#### PROBLEM REQUIREMENTS
This exercise asks for the whole listing to be restated exactly.

#### INFORMATION
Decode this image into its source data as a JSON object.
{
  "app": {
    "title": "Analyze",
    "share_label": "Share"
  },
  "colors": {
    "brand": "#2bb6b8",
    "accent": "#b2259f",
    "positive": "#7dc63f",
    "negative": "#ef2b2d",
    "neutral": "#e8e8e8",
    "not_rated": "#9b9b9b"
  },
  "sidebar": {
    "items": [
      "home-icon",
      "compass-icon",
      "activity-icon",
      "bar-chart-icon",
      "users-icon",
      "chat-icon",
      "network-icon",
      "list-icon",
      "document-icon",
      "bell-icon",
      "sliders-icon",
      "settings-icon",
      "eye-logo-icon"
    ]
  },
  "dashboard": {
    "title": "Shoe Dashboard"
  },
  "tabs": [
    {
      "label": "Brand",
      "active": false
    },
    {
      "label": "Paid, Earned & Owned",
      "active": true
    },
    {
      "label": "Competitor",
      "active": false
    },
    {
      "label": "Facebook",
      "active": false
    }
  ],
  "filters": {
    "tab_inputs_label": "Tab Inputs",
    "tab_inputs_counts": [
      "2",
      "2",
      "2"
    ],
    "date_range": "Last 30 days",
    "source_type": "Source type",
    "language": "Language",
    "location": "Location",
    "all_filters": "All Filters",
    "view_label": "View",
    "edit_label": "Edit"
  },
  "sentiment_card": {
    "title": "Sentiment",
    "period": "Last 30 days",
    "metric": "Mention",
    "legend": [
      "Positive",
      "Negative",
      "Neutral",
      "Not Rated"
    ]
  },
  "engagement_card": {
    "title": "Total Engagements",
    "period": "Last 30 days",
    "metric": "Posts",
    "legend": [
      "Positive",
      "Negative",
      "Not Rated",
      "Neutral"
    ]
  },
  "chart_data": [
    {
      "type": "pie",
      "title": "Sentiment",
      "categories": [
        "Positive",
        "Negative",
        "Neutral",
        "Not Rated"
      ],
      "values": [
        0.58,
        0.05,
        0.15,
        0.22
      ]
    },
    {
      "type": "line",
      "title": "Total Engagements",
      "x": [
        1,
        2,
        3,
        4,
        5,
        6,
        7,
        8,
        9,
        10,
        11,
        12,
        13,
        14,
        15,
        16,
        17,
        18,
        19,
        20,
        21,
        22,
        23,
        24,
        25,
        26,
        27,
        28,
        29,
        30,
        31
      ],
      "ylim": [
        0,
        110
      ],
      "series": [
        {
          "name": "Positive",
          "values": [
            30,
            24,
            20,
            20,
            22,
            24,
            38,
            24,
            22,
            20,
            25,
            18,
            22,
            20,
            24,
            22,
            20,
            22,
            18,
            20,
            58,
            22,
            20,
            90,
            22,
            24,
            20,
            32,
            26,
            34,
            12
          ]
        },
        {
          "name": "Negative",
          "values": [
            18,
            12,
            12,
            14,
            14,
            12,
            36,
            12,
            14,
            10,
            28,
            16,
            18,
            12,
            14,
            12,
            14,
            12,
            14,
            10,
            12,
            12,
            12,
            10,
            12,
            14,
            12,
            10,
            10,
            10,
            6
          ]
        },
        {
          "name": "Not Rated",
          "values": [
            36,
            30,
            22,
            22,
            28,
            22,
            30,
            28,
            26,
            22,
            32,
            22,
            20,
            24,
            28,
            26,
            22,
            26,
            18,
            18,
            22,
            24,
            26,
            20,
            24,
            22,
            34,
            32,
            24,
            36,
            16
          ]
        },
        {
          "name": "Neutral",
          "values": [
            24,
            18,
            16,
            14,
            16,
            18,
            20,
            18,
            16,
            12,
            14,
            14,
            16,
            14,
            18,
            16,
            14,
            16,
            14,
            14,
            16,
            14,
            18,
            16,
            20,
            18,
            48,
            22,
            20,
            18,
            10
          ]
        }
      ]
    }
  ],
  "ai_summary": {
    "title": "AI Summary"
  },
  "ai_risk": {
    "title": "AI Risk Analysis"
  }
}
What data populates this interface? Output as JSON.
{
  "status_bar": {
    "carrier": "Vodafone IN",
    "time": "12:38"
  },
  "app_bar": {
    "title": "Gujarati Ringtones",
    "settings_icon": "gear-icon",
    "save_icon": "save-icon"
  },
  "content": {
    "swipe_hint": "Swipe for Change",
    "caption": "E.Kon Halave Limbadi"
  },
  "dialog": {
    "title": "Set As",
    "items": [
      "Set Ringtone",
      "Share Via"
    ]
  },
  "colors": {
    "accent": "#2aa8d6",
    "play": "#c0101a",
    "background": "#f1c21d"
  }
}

#### EXERCISE OUTPUT
Decode this image into its source data as a JSON object.
{
  "app": {
    "title": "Analyze",
    "share_label": "Share"
  },
  "colors": {
    "brand": "#2bb6b8",
    "accent": "#b2259f",
    "positive": "#7dc63f",
    "negative": "#ef2b2d",
    "neutral": "#e8e8e8",
    "not_rated": "#9b9b9b"
  },
  "sidebar": {
    "items": [
      "home-icon",
      "compass-icon",
      "activity-icon",
      "bar-chart-icon",
      "users-icon",
      "chat-icon",
      "network-icon",
      "list-icon",
      "document-icon",
      "bell-icon",
      "sliders-icon",
      "settings-icon",
      "eye-logo-icon"
    ]
  },
  "dashboard": {
    "title": "Shoe Dashboard"
  },
  "tabs": [
    {
      "label": "Brand",
      "active": false
    },
    {
      "label": "Paid, Earned & Owned",
      "active": true
    },
    {
      "label": "Competitor",
      "active": false
    },
    {
      "label": "Facebook",
      "active": false
    }
  ],
  "filters": {
    "tab_inputs_label": "Tab Inputs",
    "tab_inputs_counts": [
      "2",
      "2",
      "2"
    ],
    "date_range": "Last 30 days",
    "source_type": "Source type",
    "language": "Language",
    "location": "Location",
    "all_filters": "All Filters",
    "view_label": "View",
    "edit_label": "Edit"
  },
  "sentiment_card": {
    "title": "Sentiment",
    "period": "Last 30 days",
    "metric": "Mention",
    "legend": [
      "Positive",
      "Negative",
      "Neutral",
      "Not Rated"
    ]
  },
  "engagement_card": {
    "title": "Total Engagements",
    "period": "Last 30 days",
    "metric": "Posts",
    "legend": [
      "Positive",
      "Negative",
      "Not Rated",
      "Neutral"
    ]
  },
  "chart_data": [
    {
      "type": "pie",
      "title": "Sentiment",
      "categories": [
        "Positive",
        "Negative",
        "Neutral",
        "Not Rated"
      ],
      "values": [
        0.58,
        0.05,
        0.15,
        0.22
      ]
    },
    {
      "type": "line",
      "title": "Total Engagements",
      "x": [
        1,
        2,
        3,
        4,
        5,
        6,
        7,
        8,
        9,
        10,
        11,
        12,
        13,
        14,
        15,
        16,
        17,
        18,
        19,
        20,
        21,
        22,
        23,
        24,
        25,
        26,
        27,
        28,
        29,
        30,
        31
      ],
      "ylim": [
        0,
        110
      ],
      "series": [
        {
          "name": "Positive",
          "values": [
            30,
            24,
            20,
            20,
            22,
            24,
            38,
            24,
            22,
            20,
            25,
            18,
            22,
            20,
            24,
            22,
            20,
            22,
            18,
            20,
            58,
            22,
            20,
            90,
            22,
            24,
            20,
            32,
            26,
            34,
            12
          ]
        },
        {
          "name": "Negative",
          "values": [
            18,
            12,
            12,
            14,
            14,
            12,
            36,
            12,
            14,
            10,
            28,
            16,
            18,
            12,
            14,
            12,
            14,
            12,
            14,
            10,
            12,
            12,
            12,
            10,
            12,
            14,
            12,
            10,
            10,
            10,
            6
          ]
        },
        {
          "name": "Not Rated",
          "values": [
            36,
            30,
            22,
            22,
            28,
            22,
            30,
            28,
            26,
            22,
            32,
            22,
            20,
            24,
            28,
            26,
            22,
            26,
            18,
            18,
            22,
            24,
            26,
            20,
            24,
            22,
            34,
            32,
            24,
            36,
            16
          ]
        },
        {
          "name": "Neutral",
          "values": [
            24,
            18,
            16,
            14,
            16,
            18,
            20,
            18,
            16,
            12,
            14,
            14,
            16,
            14,
            18,
            16,
            14,
            16,
            14,
            14,
            16,
            14,
            18,
            16,
            20,
            18,
            48,
            22,
            20,
            18,
            10
          ]
        }
      ]
    }
  ],
  "ai_summary": {
    "title": "AI Summary"
  },
  "ai_risk": {
    "title": "AI Risk Analysis"
  }
}
What data populates this interface? Output as JSON.
{
  "status_bar": {
    "carrier": "Vodafone IN",
    "time": "12:38"
  },
  "app_bar": {
    "title": "Gujarati Ringtones",
    "settings_icon": "gear-icon",
    "save_icon": "save-icon"
  },
  "content": {
    "swipe_hint": "Swipe for Change",
    "caption": "E.Kon Halave Limbadi"
  },
  "dialog": {
    "title": "Set As",
    "items": [
      "Set Ringtone",
      "Share Via"
    ]
  },
  "colors": {
    "accent": "#2aa8d6",
    "play": "#c0101a",
    "background": "#f1c21d"
  }
}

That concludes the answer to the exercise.